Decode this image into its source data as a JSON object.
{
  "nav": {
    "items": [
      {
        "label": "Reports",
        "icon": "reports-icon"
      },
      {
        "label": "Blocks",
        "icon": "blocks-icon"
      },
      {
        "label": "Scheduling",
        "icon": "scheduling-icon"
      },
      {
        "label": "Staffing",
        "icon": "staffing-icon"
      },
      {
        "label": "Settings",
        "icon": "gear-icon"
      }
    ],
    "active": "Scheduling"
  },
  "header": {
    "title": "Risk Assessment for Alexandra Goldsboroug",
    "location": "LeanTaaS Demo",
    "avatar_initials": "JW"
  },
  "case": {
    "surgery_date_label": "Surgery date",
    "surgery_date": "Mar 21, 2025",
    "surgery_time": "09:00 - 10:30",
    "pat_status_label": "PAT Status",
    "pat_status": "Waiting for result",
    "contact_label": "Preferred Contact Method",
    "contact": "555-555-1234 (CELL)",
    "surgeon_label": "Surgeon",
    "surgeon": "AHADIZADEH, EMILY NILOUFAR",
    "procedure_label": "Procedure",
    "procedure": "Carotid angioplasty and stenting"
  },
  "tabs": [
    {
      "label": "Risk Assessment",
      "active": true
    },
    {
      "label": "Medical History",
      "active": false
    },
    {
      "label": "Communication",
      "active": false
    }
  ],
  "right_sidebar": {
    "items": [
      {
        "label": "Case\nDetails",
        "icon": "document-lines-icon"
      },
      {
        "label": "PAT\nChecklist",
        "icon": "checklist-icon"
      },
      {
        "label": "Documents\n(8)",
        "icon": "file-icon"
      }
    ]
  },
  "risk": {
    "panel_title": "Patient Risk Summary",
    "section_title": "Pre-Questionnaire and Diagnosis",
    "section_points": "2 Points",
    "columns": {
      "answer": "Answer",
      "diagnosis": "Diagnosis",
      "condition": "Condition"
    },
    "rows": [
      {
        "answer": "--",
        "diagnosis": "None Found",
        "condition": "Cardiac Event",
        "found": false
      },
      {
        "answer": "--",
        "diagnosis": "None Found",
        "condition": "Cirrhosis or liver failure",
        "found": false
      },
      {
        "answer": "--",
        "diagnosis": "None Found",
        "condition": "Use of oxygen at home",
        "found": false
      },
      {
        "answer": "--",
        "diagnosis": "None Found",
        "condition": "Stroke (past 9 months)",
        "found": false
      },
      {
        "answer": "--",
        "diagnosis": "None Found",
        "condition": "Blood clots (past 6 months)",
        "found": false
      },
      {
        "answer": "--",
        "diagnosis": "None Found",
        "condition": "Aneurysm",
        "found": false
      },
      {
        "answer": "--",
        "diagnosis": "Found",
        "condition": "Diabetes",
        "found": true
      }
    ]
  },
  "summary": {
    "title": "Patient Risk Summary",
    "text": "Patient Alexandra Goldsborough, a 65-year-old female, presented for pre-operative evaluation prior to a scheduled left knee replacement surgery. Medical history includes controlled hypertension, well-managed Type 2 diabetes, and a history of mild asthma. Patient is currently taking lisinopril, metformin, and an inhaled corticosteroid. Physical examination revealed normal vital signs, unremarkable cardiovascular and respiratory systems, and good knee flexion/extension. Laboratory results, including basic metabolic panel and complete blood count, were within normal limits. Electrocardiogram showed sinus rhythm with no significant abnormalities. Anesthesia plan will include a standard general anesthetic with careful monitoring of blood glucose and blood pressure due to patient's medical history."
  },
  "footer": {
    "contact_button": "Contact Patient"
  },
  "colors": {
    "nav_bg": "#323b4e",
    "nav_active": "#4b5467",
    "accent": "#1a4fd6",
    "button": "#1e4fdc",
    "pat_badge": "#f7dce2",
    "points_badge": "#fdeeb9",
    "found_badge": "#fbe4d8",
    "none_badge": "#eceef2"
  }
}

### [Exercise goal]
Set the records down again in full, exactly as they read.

### [Task solution]
Decode this image into its source data as a JSON object.
{
  "nav": {
    "items": [
      {
        "label": "Reports",
        "icon": "reports-icon"
      },
      {
        "label": "Blocks",
        "icon": "blocks-icon"
      },
      {
        "label": "Scheduling",
        "icon": "scheduling-icon"
      },
      {
        "label": "Staffing",
        "icon": "staffing-icon"
      },
      {
        "label": "Settings",
        "icon": "gear-icon"
      }
    ],
    "active": "Scheduling"
  },
  "header": {
    "title": "Risk Assessment for Alexandra Goldsboroug",
    "location": "LeanTaaS Demo",
    "avatar_initials": "JW"
  },
  "case": {
    "surgery_date_label": "Surgery date",
    "surgery_date": "Mar 21, 2025",
    "surgery_time": "09:00 - 10:30",
    "pat_status_label": "PAT Status",
    "pat_status": "Waiting for result",
    "contact_label": "Preferred Contact Method",
    "contact": "555-555-1234 (CELL)",
    "surgeon_label": "Surgeon",
    "surgeon": "AHADIZADEH, EMILY NILOUFAR",
    "procedure_label": "Procedure",
    "procedure": "Carotid angioplasty and stenting"
  },
  "tabs": [
    {
      "label": "Risk Assessment",
      "active": true
    },
    {
      "label": "Medical History",
      "active": false
    },
    {
      "label": "Communication",
      "active": false
    }
  ],
  "right_sidebar": {
    "items": [
      {
        "label": "Case\nDetails",
        "icon": "document-lines-icon"
      },
      {
        "label": "PAT\nChecklist",
        "icon": "checklist-icon"
      },
      {
        "label": "Documents\n(8)",
        "icon": "file-icon"
      }
    ]
  },
  "risk": {
    "panel_title": "Patient Risk Summary",
    "section_title": "Pre-Questionnaire and Diagnosis",
    "section_points": "2 Points",
    "columns": {
      "answer": "Answer",
      "diagnosis": "Diagnosis",
      "condition": "Condition"
    },
    "rows": [
      {
        "answer": "--",
        "diagnosis": "None Found",
        "condition": "Cardiac Event",
        "found": false
      },
      {
        "answer": "--",
        "diagnosis": "None Found",
        "condition": "Cirrhosis or liver failure",
        "found": false
      },
      {
        "answer": "--",
        "diagnosis": "None Found",
        "condition": "Use of oxygen at home",
        "found": false
      },
      {
        "answer": "--",
        "diagnosis": "None Found",
        "condition": "Stroke (past 9 months)",
        "found": false
      },
      {
        "answer": "--",
        "diagnosis": "None Found",
        "condition": "Blood clots (past 6 months)",
        "found": false
      },
      {
        "answer": "--",
        "diagnosis": "None Found",
        "condition": "Aneurysm",
        "found": false
      },
      {
        "answer": "--",
        "diagnosis": "Found",
        "condition": "Diabetes",
        "found": true
      }
    ]
  },
  "summary": {
    "title": "Patient Risk Summary",
    "text": "Patient Alexandra Goldsborough, a 65-year-old female, presented for pre-operative evaluation prior to a scheduled left knee replacement surgery. Medical history includes controlled hypertension, well-managed Type 2 diabetes, and a history of mild asthma. Patient is currently taking lisinopril, metformin, and an inhaled corticosteroid. Physical examination revealed normal vital signs, unremarkable cardiovascular and respiratory systems, and good knee flexion/extension. Laboratory results, including basic metabolic panel and complete blood count, were within normal limits. Electrocardiogram showed sinus rhythm with no significant abnormalities. Anesthesia plan will include a standard general anesthetic with careful monitoring of blood glucose and blood pressure due to patient's medical history."
  },
  "footer": {
    "contact_button": "Contact Patient"
  },
  "colors": {
    "nav_bg": "#323b4e",
    "nav_active": "#4b5467",
    "accent": "#1a4fd6",
    "button": "#1e4fdc",
    "pat_badge": "#f7dce2",
    "points_badge": "#fdeeb9",
    "found_badge": "#fbe4d8",
    "none_badge": "#eceef2"
  }
}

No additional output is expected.